⑦ Finally, I would like to share what we have experienced a couple of weeks ago in this cathedral.
⑧ On the 19th of September, on exactly same day that Japan’s parliament has passed 11 security bills that will allow the country’s Self-Defense Forces to fight alongside its allies even if Japan is not under attack, at Seoul plaza, we had a memorial service with the remains of 115 Koreans who were drafted by force during the Japanese occupation and died in the north end of Japan. Their remains have been excavated by the voluntary workers of both Korea and Japan. By the initiative of the civic groups of both countries, those remains eventually returned to Korea. There are still the remains of 3000 Koreans who are waiting to return to their home in Korea.

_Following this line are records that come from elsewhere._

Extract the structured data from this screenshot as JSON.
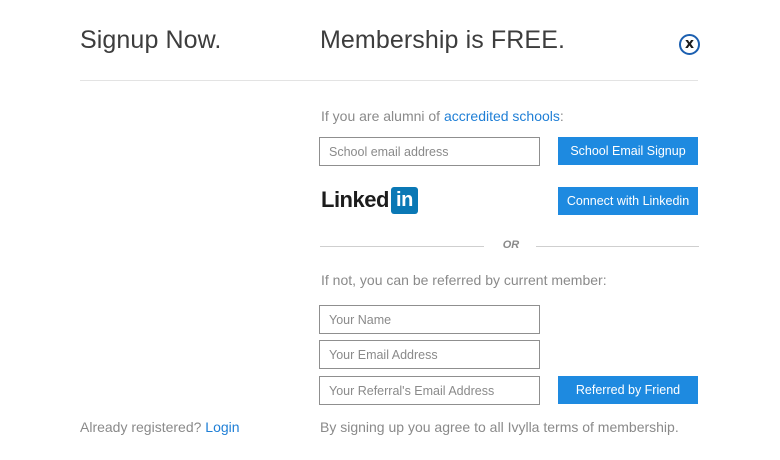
{
  "header": {
    "title_left": "Signup Now.",
    "title_right": "Membership is FREE.",
    "close_label": "x"
  },
  "alumni": {
    "prefix": "If you are alumni of",
    "link_text": "accredited schools",
    "suffix": ":",
    "school_email_placeholder": "School email address",
    "school_email_button": "School Email Signup"
  },
  "linkedin": {
    "logo_text": "Linked",
    "logo_box": "in",
    "connect_button": "Connect with Linkedin"
  },
  "divider": {
    "or_text": "OR"
  },
  "referral": {
    "intro": "If not, you can be referred by current member:",
    "name_placeholder": "Your Name",
    "email_placeholder": "Your Email Address",
    "referral_email_placeholder": "Your Referral's Email Address",
    "submit_button": "Referred by Friend"
  },
  "footer": {
    "registered_prefix": "Already registered?",
    "login_link": "Login",
    "terms": "By signing up you agree to all Ivylla terms of membership."
  },
  "colors": {
    "accent": "#1e8ae0",
    "link": "#1f7fd6",
    "linkedin_blue": "#0a78b5"
  }
}
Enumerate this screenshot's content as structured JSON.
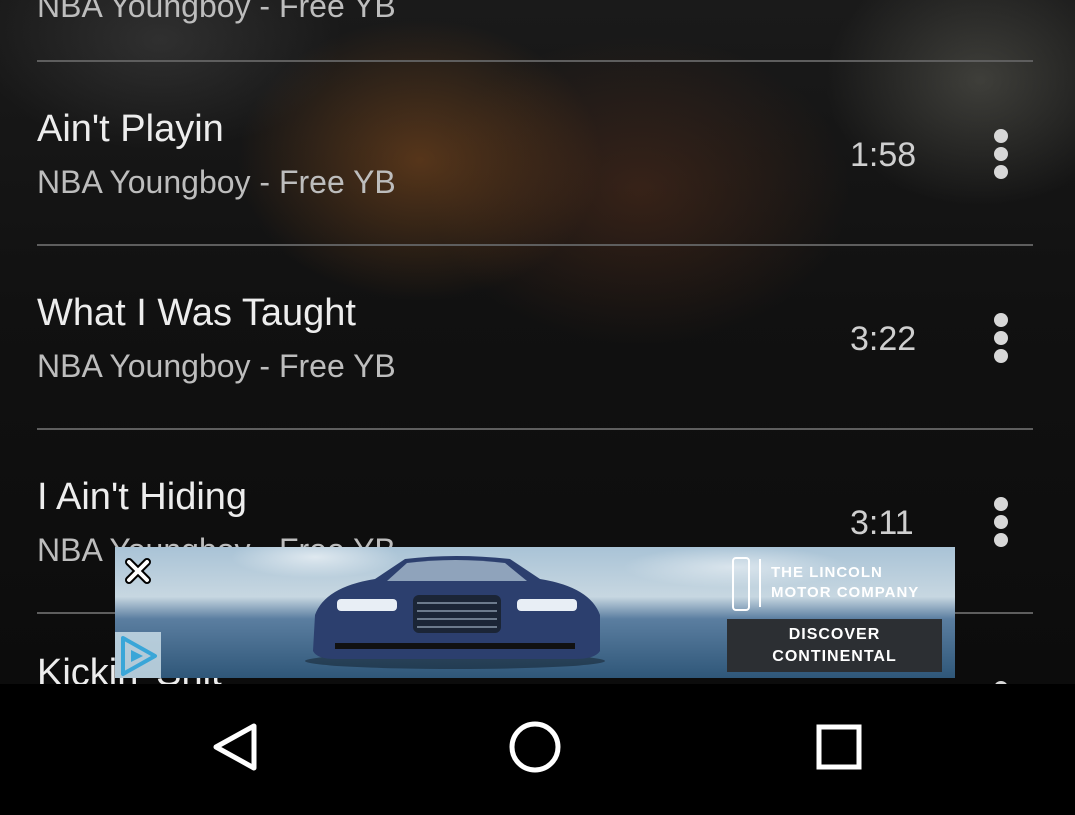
{
  "songs": [
    {
      "title": "",
      "artist": "NBA Youngboy - Free YB",
      "duration": ""
    },
    {
      "title": "Ain't Playin",
      "artist": "NBA Youngboy - Free YB",
      "duration": "1:58"
    },
    {
      "title": "What I Was Taught",
      "artist": "NBA Youngboy - Free YB",
      "duration": "3:22"
    },
    {
      "title": "I Ain't Hiding",
      "artist": "NBA Youngboy - Free YB",
      "duration": "3:11"
    },
    {
      "title": "Kickin' Shit",
      "artist": "",
      "duration": ""
    }
  ],
  "ad": {
    "brand_line1": "THE LINCOLN",
    "brand_line2": "MOTOR COMPANY",
    "cta_line1": "DISCOVER",
    "cta_line2": "CONTINENTAL"
  },
  "navbar": {
    "back_icon": "back-triangle-icon",
    "home_icon": "home-circle-icon",
    "recents_icon": "recents-square-icon"
  }
}
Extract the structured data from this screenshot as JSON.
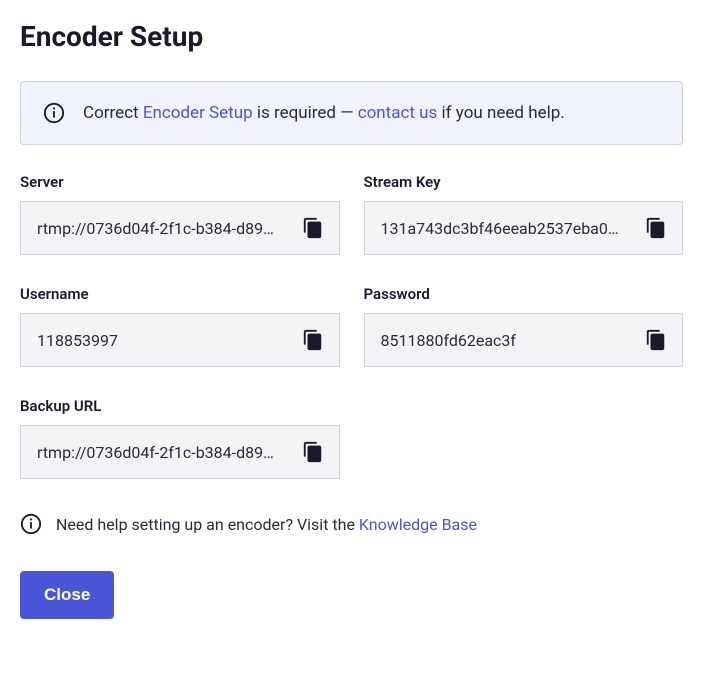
{
  "title": "Encoder Setup",
  "banner": {
    "before": "Correct ",
    "link1": "Encoder Setup",
    "mid": " is required — ",
    "link2": "contact us",
    "after": " if you need help."
  },
  "fields": {
    "server": {
      "label": "Server",
      "value": "rtmp://0736d04f-2f1c-b384-d89…"
    },
    "streamKey": {
      "label": "Stream Key",
      "value": "131a743dc3bf46eeab2537eba0…"
    },
    "username": {
      "label": "Username",
      "value": "118853997"
    },
    "password": {
      "label": "Password",
      "value": "8511880fd62eac3f"
    },
    "backupUrl": {
      "label": "Backup URL",
      "value": "rtmp://0736d04f-2f1c-b384-d89…"
    }
  },
  "help": {
    "before": "Need help setting up an encoder? Visit the ",
    "link": "Knowledge Base"
  },
  "closeLabel": "Close"
}
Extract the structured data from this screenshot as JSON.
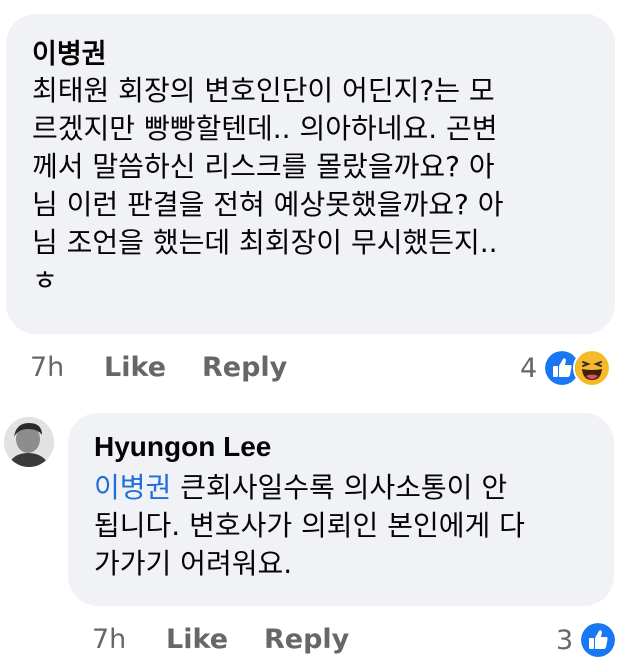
{
  "comment1": {
    "author": "이병권",
    "lines": [
      "최태원 회장의 변호인단이 어딘지?는 모",
      "르겠지만 빵빵할텐데.. 의아하네요. 곤변",
      "께서 말씀하신 리스크를 몰랐을까요? 아",
      "님 이런 판결을 전혀 예상못했을까요? 아",
      "님 조언을 했는데 최회장이 무시했든지..",
      "ㅎ"
    ],
    "time": "7h",
    "like_label": "Like",
    "reply_label": "Reply",
    "reaction_count": "4",
    "reactions": [
      "like-icon",
      "haha-icon"
    ]
  },
  "comment2": {
    "author": "Hyungon Lee",
    "mention": "이병권",
    "line1_rest": " 큰회사일수록 의사소통이 안",
    "lines": [
      "됩니다. 변호사가 의뢰인 본인에게 다",
      "가가기 어려워요."
    ],
    "time": "7h",
    "like_label": "Like",
    "reply_label": "Reply",
    "reaction_count": "3",
    "reactions": [
      "like-icon"
    ]
  },
  "colors": {
    "bubble": "#f0f2f5",
    "mention": "#216fdb",
    "meta": "#65676b",
    "like_blue": "#1877f2",
    "haha_yellow": "#f7b928"
  }
}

⑨ The memorial service was celebrated in the very ecumenical setting. All the religious groups from Korea and mainly Buddhists from Japan have participated in the celebration.
⑩ All the participants including a dancer and two vocalists did their best to hear the cries of those Koreans who had died in Japanese coal mines.
⑪ The most impressive and moving speech was delivered by a Japanese Buddhist priest. He told us in a very calm voice, “The prime minister and parliament of Japan is now going to give guns to the hands of Japanese peoples. But what the young peoples in both Korea and Japan have to take in their hand is a spade to excavate the remains of the victims sacrificed by the state violence. The Japanese priest who have participated in the excavation project for more than twenty years told us, the excavation and the final travel of 115 Koreans from the northern end of Japan to Seoul Korea was a journey to hear the silenced cries of those victims.
⑫ I felt that I had met a true priest, who could hear the voices silenced by state violence, who could really cry together with those Koreans who had died in Japanese coal mines. I am sure that I saw a good example of mission shaped spirituality. It was just the spirituality of compassion.

– The Rev. Mary Frances Schjonberg is an editor/reporter for the Episcopal News Service.

Editor’s note: This story was updated Oct. 12, 2015 at 10:50 a.m. EDT to add the text of the keynote address as provided by the presenter.